Hooker was appointed Jan. 26, 1863; and Burnside, with a few earnest words, took leave of the army.
The troops received their new chief with a heartiness and confidence, which, since McClellan’s re-instatement, had not been equalled. Hooker was to all the soul and embodiment of the growth and history of this weather-beaten Army of the Potomac. And the salutary changes he at once began to make,—for Hooker never lacked the power of organization,—were accepted with alacrity; and a spirit of cheerful willingness succeeded speedily to what had been almost a defiant obedience.
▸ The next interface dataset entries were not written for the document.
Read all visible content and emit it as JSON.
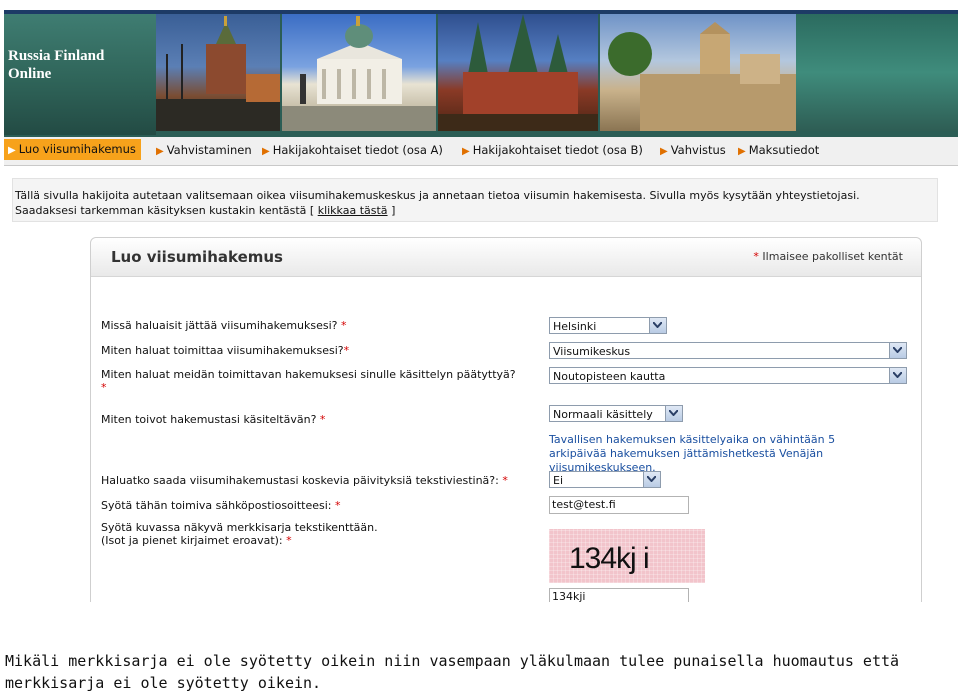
{
  "banner": {
    "brand_text": "Russia Finland\nOnline"
  },
  "nav": {
    "items": [
      {
        "label": "Luo viisumihakemus",
        "active": true
      },
      {
        "label": "Vahvistaminen"
      },
      {
        "label": "Hakijakohtaiset tiedot (osa A)"
      },
      {
        "label": "Hakijakohtaiset tiedot (osa B)"
      },
      {
        "label": "Vahvistus"
      },
      {
        "label": "Maksutiedot"
      }
    ]
  },
  "intro": {
    "line1": "Tällä sivulla hakijoita autetaan valitsemaan oikea viisumihakemuskeskus ja annetaan tietoa viisumin hakemisesta. Sivulla myös kysytään yhteystietojasi.",
    "line2_prefix": "Saadaksesi tarkemman käsityksen kustakin kentästä [",
    "link": "klikkaa tästä",
    "line2_suffix": "]"
  },
  "form": {
    "title": "Luo viisumihakemus",
    "required_note": "Ilmaisee pakolliset kentät",
    "required_mark": "*",
    "q1_label": "Missä haluaisit jättää viisumihakemuksesi?",
    "q1_value": "Helsinki",
    "q2_label": "Miten haluat toimittaa viisumihakemuksesi?",
    "q2_value": "Viisumikeskus",
    "q3_label": "Miten haluat meidän toimittavan hakemuksesi sinulle käsittelyn päätyttyä?",
    "q3_value": "Noutopisteen kautta",
    "q4_label": "Miten toivot hakemustasi käsiteltävän?",
    "q4_value": "Normaali käsittely",
    "q4_hint": "Tavallisen hakemuksen käsittelyaika on vähintään 5 arkipäivää hakemuksen jättämishetkestä Venäjän viisumikeskukseen.",
    "q5_label": "Haluatko saada viisumihakemustasi koskevia päivityksiä tekstiviestinä?:",
    "q5_value": "Ei",
    "q6_label": "Syötä tähän toimiva sähköpostiosoitteesi:",
    "q6_value": "test@test.fi",
    "q7_label_line1": "Syötä kuvassa näkyvä merkkisarja tekstikenttään.",
    "q7_label_line2": "(Isot ja pienet kirjaimet eroavat):",
    "captcha_text": "134kj i",
    "captcha_value": "134kji"
  },
  "caption": "Mikäli merkkisarja ei ole syötetty oikein niin vasempaan yläkulmaan tulee punaisella huomautus että merkkisarja ei ole syötetty oikein.",
  "colors": {
    "banner": "#2b5d55",
    "nav_active": "#f7a21b",
    "nav_arrow": "#e07000",
    "required": "#d40000",
    "hint": "#1a4fa0"
  }
}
The army was in a lamentably low state of efficiency. Politics mingled with camp duties; and the disaffection of officers and men, coupled with an entire lack of confidence in the ability of the Army of the Potomac to accomplish any thing, were pronounced. Desertions occurred at the rate of two hundred a day, facilitated by relatives, who sent from home civilian clothing to soldiers at the front. Hooker states that he found 2,922 officers, and 81,964 enlisted men, entered as absent on the rolls of the army, a large proportion from causes unknown. Sharp and efficient measures were at once adopted, which speedily checked this alarming depletion of the ranks. Furloughs in reasonable quantity were allowed to deserving men and a limited number of officers. Work was found for the rank and file in drill and outpost duty sufficient to prevent idle habits. The commissariat was closely watched, and fresh rations more frequently issued, which much improved the health of the army. The system of picket-duty was more thoroughly developed, and so vigilantly carried out as to impress its importance upon, as well as teach its details to, the troops.
The cavalry, hitherto distributed by regiments throughout the army, was now consolidated into one corps, and from this time became a valuable element in the service, for it daily grew in efficiency. And such opportunities of doing field-work as a body were afforded it as circumstances allowed.
The grand divisions of Burnside were abolished, and the army divided into seven infantry corps.